The AKP government seems at times to speak with different voices.

During the first few weeks of the government, all the ministers were very involved in their own ministry matters. We did not have cabinet meetings as often as we should. But then we increased the frequency of the cabinet meetings so that we could coordinate much better. I think we resolved that issue.

Some analysts talk about a so-called liberal wing in the government, including Prime Minister Abdullah Gül and yourself, as opposed to a more traditionally political wing involving Industry and Trade Minister Ali Coskun and some other people. Is there any truth to that?

The AK Party has a very wide spectrum of ideas, a very wide spectrum of people and almost a two-thirds majority in the Parliament. So it’s very natural that people might have slightly different tendencies and ideas toward different issues. But the more important thing here is that we have our election manifesto and we have our government program. These documents are binding documents. We have a certain set of policies to follow, and it is very clear where we are heading.

What’s happening with the Public Procurement Law (an act intended to reform lax state contracting procedures)?

The EU is also not 100 percent satisfied with the procurement law, which was drafted by the former government. So we are listening to the EU. We have formed a commission to correct the missing things, and our commission is going to prepare an amendment package to the law.

This is really an issue that goes to the heart of governance in Turkey.
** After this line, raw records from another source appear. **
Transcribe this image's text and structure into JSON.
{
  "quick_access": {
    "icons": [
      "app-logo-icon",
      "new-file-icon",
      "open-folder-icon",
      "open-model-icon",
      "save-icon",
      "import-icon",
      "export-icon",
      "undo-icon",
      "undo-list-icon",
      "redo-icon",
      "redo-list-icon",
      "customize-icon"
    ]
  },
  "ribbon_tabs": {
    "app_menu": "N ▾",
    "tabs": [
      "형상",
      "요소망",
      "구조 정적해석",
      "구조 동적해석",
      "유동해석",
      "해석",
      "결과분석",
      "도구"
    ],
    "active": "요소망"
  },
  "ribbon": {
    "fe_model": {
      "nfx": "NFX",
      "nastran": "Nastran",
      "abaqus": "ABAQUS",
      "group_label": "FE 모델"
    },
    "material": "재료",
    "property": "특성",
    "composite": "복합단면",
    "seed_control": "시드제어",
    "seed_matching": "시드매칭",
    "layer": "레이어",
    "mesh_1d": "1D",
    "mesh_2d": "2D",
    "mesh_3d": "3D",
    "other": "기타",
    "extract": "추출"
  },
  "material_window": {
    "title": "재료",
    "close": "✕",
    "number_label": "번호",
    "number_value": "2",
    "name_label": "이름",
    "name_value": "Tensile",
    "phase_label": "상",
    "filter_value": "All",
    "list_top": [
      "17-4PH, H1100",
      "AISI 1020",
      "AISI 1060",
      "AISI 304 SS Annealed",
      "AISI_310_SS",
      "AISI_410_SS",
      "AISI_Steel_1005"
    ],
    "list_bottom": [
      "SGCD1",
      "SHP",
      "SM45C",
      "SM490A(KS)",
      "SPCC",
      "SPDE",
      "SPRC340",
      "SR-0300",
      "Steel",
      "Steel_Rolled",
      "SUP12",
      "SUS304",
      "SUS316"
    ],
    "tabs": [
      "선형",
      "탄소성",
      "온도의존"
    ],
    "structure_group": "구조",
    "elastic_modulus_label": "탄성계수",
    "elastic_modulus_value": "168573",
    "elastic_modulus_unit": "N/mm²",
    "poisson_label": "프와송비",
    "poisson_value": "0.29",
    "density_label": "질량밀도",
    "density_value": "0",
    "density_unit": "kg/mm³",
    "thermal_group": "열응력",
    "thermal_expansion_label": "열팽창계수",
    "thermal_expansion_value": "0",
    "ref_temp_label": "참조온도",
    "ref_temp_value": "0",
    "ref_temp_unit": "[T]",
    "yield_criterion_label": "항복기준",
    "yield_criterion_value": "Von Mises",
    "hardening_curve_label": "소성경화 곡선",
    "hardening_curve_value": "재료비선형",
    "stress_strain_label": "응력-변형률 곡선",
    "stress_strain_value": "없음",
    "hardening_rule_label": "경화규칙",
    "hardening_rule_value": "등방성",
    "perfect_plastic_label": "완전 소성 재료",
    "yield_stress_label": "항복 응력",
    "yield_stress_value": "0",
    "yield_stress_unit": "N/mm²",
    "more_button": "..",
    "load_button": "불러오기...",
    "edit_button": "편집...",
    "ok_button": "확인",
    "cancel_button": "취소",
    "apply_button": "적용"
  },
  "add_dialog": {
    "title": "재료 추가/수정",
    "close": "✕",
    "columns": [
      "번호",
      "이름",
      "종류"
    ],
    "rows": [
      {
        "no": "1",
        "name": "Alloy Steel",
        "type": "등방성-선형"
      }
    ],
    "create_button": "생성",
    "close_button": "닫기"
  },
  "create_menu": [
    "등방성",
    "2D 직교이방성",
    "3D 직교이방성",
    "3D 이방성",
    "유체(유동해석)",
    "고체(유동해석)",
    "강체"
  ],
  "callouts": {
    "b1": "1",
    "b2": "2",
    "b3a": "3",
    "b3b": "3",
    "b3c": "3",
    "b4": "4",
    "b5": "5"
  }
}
Absolutely. The key is transparency and a truly competitive environment, but implementability is also very important. According to this law, it takes at least four months to [put out and accept bids]. The procedures and the time periods are so long, it’s very difficult for the government to take swift action in a lot of areas.

One of your colleagues said there would be very rapid progress on privatization, that all of the state properties left to be privatized will be put up for sale this year. Is that true?

Not all, but there is a list five pages long of the entities to be privatized this year. Mostly small entities but also some big ones.

The important thing here is the mentality, the approach and the political will to do the privatization. Some people say that the market conditions are not right. But we are not going to wait for one year or two years. Turkey has a large debt stock. We have to reduce this very fast, and privatization is one of the key strategies.

When do you expect agreement with the International Monetary Fund on the next tranche of its loan?

Fund officials are arriving toward the end of January, and they could work here maybe two weeks or so. We are working on the draft of a letter of intent. This is a new approach in Turkey. We are saying that this is our own economic program, and we own this program. It contains the main features of the IMF-supported programs, but it does much more. The people of Turkey should never see the economic program as a prescription.

Programs prescribed from the outside can never become successful. People should know that the economic program is a program of our government.

So far discussions with the IMF are going well. We agree on the diagnosis of the problems in Turkey; we agree on the policies of how to resolve them. The discussions we have are usually about the timing of the reforms or some certain percentages -- those kinds of technical issues, not policy issues. On the general framework of policy, we have no problems.